Because of last winters losses and the probable varroa mite infestation, I did mite counts this summer. If the mite count was high, above threshold, greater than two mites per 100 bees, I treated. I used the oxalic dribble (medium strength) per guidelines on Scientific Beekeeping website. I did the dribble while there was no capped brood in the hive, that window where all the brood from the old queen had emerged and the new queen had not started laying or was just beginning to lay. Treating during this window of time means there are no mites hiding beneath the capping and all mites should be phoretic, hitchhiking on the bees in the hive. So all the mites in the hive are exposed to the oxalic acid.
I didn't want to treat, but I do not wish to lose my bees again either. The brood breaks are an excellent way to knock back varroa and keep there numbers to a manageable level, BUT even if your bees are "clean," drones carrying varroa mites from any hives in your surrounding areas can enter your hives uncontested and re-infest your hives. Many beekeepers have done mite counts in July and August and find them to be below threshold and then suddenly in September their hives are inundated with mites. Beekeepers call this a Varroa Bomb. Getting nailed with drones infested by Varroa or your strong hive robs a neighboring weak hive that is full of Varroa and your bees unknowingly carry Varroa back to your "clean" hive. It is a sad state of affairs and one must remain vigilant.
This summer was so busy with the bees, my son's graduation open house and a trip out west, I didn't get many "in the hive" pictures but I did manage to catch them foraging here and there. Enjoy the images of summer 2016.
|Honeybee on Anise Hyssop|
|Honeybees water color at hive entrance|
|Honeybee on Lemon Queen sunflower|
|Home Apiary with splits|
|Honeybee on Basswood bloom. Right in my own back yard! The smell of this tree in bloom is intoxicating. Love standing underneath it and listening to the happy hum of busy bees!|
|Honeybee alighting onto Basswood bloom.|
|Honeybee on Sunflower bloom|
|Honeybee on Buckwheat bloom|
|Honey bee gathering nectar from Buckwheat bloom|
|Buckwheat blooming in my backyard.|
|Honeybees on top of frame|
|Honeybee on Anemone bloom|
|Honeybee on Japanese Anemone bloom|

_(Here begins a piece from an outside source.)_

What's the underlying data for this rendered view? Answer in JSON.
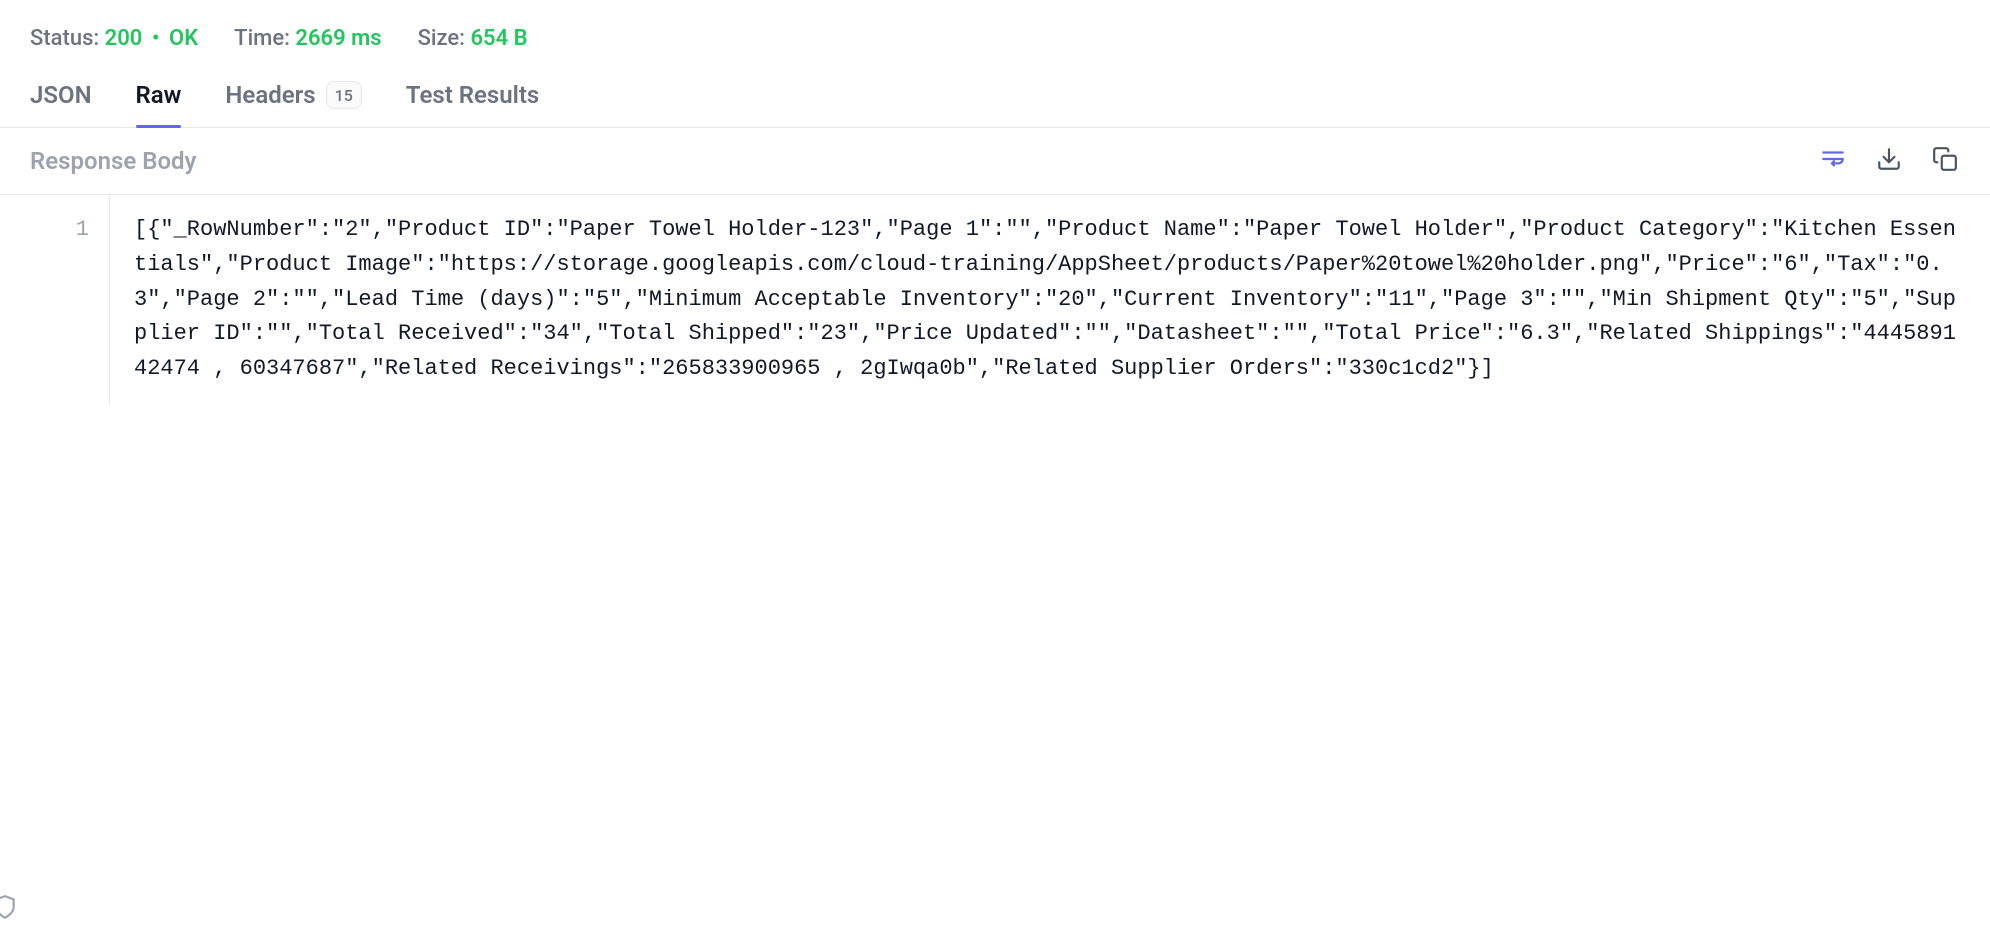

|Honeybee on Anise Hyssop bloom. See the pollen she has started gathering in her "pollen basket" on her leg?|
|Honeybees on Japanese Anemone bloom|
|Honeybee on Zinnia bloom|